*WHAT THE TASK ASKS*.
Your response should contain every record below, copied exactly.
** PROVIDED INFORMATION follows **
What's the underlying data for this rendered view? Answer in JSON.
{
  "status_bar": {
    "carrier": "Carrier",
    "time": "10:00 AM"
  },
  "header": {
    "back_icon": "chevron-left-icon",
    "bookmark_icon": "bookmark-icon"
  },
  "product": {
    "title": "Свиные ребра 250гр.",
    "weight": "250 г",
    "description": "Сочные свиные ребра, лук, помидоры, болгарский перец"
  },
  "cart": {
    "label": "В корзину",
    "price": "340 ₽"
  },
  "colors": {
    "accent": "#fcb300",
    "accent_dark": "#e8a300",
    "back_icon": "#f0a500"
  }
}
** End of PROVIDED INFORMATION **
*OUTPUT OF THE TASK*.
What's the underlying data for this rendered view? Answer in JSON.
{
  "status_bar": {
    "carrier": "Carrier",
    "time": "10:00 AM"
  },
  "header": {
    "back_icon": "chevron-left-icon",
    "bookmark_icon": "bookmark-icon"
  },
  "product": {
    "title": "Свиные ребра 250гр.",
    "weight": "250 г",
    "description": "Сочные свиные ребра, лук, помидоры, болгарский перец"
  },
  "cart": {
    "label": "В корзину",
    "price": "340 ₽"
  },
  "colors": {
    "accent": "#fcb300",
    "accent_dark": "#e8a300",
    "back_icon": "#f0a500"
  }
}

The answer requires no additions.